**Problem:** Filter the listing below down to the lines with the word "image" and copy those.

/---

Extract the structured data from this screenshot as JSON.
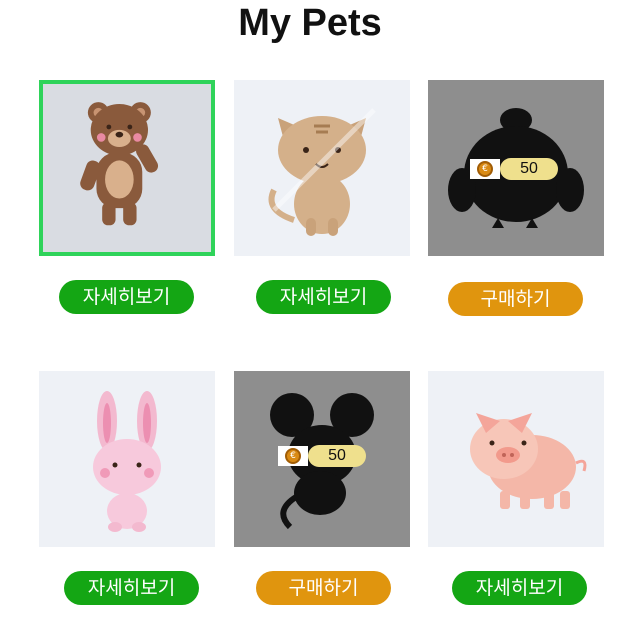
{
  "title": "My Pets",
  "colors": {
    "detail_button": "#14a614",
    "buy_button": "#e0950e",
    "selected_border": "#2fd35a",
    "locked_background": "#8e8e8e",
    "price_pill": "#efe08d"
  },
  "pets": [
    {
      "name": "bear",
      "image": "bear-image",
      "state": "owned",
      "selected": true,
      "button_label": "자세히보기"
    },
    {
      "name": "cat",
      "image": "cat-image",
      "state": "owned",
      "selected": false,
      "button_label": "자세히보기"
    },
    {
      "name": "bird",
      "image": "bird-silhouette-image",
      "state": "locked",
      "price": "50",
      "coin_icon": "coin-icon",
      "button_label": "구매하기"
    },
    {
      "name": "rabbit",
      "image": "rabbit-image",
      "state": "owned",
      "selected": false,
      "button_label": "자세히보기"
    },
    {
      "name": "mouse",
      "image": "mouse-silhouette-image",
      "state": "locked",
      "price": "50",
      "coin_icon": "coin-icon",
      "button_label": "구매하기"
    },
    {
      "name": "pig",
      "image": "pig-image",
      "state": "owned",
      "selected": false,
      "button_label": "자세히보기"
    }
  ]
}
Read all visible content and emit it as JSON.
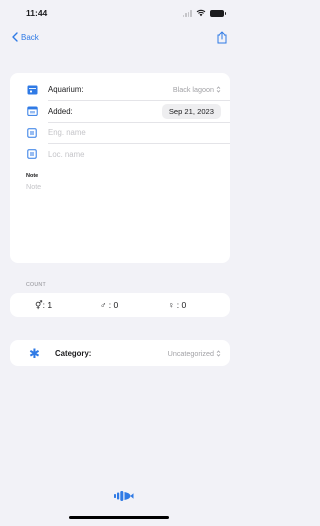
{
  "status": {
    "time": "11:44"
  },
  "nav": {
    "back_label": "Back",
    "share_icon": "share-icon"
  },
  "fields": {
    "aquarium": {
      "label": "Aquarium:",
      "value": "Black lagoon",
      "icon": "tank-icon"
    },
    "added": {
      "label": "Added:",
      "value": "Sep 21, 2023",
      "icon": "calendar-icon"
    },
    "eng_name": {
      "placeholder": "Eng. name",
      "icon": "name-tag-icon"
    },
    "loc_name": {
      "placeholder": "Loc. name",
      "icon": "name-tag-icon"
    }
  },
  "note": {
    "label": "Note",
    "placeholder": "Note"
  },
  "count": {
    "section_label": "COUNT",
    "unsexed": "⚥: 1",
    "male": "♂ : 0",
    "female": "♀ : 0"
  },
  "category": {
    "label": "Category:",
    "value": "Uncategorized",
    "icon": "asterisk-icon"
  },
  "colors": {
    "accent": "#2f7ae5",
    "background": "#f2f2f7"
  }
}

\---
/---

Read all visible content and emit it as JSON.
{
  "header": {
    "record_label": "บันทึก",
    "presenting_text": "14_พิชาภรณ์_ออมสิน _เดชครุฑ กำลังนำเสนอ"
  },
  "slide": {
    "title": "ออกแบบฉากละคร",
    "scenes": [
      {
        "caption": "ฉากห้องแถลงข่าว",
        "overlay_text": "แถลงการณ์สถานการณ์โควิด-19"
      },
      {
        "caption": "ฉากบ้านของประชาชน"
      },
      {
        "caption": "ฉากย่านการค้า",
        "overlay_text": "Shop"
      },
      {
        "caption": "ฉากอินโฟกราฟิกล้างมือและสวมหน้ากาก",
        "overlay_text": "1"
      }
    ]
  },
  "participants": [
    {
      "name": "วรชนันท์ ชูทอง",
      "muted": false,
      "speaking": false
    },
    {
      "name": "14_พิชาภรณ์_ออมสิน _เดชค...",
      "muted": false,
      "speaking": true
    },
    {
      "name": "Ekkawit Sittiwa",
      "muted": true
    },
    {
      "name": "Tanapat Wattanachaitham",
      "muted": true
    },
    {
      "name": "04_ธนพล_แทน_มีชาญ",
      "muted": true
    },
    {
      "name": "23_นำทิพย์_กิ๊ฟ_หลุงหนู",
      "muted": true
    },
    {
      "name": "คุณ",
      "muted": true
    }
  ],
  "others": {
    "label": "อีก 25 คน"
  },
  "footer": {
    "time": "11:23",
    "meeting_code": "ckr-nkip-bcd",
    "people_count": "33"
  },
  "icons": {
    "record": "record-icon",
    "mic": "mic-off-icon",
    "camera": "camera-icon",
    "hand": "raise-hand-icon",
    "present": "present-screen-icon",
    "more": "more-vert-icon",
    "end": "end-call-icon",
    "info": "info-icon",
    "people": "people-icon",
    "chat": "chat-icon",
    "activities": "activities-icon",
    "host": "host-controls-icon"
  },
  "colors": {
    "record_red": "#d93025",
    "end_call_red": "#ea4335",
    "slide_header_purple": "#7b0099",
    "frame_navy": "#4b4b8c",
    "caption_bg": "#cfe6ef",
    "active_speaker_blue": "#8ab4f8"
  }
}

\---

**Task result:**
      "image": "bear-image",
      "image": "cat-image",
      "image": "bird-silhouette-image",
      "image": "rabbit-image",
      "image": "mouse-silhouette-image",
      "image": "pig-image",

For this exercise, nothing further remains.